* **Data**

---*---

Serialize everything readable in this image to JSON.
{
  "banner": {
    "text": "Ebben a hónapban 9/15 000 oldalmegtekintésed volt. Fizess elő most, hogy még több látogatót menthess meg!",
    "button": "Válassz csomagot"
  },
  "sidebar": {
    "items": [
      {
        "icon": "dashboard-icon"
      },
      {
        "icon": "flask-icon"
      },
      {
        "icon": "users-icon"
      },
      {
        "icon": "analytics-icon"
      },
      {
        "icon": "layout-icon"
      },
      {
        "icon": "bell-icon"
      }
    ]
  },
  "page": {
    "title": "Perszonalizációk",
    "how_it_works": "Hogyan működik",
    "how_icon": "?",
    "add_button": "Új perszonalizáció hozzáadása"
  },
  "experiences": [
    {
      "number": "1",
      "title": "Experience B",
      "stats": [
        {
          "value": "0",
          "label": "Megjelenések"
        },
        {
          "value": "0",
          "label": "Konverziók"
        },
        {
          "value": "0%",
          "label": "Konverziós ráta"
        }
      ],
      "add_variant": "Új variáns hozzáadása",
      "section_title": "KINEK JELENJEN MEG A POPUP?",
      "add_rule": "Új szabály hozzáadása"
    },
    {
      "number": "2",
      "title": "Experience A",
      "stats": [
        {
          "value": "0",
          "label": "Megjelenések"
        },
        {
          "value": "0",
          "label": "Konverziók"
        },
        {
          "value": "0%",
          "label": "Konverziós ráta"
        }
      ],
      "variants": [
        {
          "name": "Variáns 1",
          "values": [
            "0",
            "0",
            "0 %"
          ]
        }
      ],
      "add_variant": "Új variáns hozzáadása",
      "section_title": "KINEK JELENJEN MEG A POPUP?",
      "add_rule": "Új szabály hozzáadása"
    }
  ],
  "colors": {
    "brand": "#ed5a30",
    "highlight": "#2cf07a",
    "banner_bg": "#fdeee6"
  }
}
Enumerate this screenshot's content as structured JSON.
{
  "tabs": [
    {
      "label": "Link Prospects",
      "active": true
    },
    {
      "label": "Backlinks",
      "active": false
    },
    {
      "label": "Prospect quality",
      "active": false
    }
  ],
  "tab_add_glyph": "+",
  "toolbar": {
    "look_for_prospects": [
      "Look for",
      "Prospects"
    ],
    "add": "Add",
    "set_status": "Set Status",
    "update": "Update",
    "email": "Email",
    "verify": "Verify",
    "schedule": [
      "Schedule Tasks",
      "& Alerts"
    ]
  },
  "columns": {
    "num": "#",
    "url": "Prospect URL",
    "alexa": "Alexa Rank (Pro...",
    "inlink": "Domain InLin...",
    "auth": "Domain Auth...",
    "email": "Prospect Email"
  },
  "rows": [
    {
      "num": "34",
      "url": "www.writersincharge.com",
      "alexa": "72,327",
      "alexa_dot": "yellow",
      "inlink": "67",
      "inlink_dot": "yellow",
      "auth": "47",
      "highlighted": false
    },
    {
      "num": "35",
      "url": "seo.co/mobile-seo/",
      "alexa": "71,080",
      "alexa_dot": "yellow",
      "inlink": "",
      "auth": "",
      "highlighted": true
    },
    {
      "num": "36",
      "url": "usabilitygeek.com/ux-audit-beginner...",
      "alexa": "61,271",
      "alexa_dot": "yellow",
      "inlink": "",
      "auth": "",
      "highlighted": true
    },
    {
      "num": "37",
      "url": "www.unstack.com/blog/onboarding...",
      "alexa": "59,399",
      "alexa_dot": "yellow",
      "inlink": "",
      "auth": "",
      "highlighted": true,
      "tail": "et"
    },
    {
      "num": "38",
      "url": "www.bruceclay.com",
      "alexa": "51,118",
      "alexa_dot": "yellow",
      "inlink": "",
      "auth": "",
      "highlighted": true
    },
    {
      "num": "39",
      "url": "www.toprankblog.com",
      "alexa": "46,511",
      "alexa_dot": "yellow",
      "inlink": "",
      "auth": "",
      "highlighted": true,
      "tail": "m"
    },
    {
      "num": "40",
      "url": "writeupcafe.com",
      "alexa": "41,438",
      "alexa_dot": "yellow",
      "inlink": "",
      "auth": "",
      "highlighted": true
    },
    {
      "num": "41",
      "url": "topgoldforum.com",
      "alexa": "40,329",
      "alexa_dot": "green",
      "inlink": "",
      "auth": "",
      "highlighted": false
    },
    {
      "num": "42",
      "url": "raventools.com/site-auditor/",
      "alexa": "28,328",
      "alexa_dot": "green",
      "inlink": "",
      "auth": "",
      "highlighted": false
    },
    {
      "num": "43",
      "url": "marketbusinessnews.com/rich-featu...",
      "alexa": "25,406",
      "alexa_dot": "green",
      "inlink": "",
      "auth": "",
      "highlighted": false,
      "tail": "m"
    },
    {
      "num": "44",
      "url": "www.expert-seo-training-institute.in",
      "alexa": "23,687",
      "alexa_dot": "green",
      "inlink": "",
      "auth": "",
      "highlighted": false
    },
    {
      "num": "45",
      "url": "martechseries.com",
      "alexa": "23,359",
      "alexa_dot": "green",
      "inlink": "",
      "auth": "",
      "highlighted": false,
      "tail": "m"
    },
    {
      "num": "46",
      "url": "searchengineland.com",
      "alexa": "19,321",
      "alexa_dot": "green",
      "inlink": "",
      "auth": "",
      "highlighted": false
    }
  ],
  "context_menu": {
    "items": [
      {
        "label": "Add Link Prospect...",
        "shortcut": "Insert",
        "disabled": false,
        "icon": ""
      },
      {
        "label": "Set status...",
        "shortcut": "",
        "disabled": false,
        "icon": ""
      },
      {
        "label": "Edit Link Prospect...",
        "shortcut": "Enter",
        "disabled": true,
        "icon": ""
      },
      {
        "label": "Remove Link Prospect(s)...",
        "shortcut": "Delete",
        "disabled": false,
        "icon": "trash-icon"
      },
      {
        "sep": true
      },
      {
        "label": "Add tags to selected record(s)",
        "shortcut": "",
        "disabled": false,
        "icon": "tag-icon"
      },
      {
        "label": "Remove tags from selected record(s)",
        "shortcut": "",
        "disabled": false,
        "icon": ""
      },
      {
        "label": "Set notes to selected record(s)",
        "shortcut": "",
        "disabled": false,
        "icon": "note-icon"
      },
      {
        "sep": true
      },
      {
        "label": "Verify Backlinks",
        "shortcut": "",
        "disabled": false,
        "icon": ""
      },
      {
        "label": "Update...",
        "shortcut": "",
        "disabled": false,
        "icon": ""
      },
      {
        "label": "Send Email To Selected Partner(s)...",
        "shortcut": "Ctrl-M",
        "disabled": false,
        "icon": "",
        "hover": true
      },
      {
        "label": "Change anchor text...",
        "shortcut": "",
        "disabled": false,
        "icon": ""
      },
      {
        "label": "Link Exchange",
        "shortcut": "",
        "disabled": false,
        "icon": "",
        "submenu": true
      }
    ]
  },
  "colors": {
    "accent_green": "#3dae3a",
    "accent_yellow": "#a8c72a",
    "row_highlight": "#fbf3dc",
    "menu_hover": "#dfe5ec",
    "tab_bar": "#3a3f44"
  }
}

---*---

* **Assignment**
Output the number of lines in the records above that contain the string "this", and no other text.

* **Response to the task**
2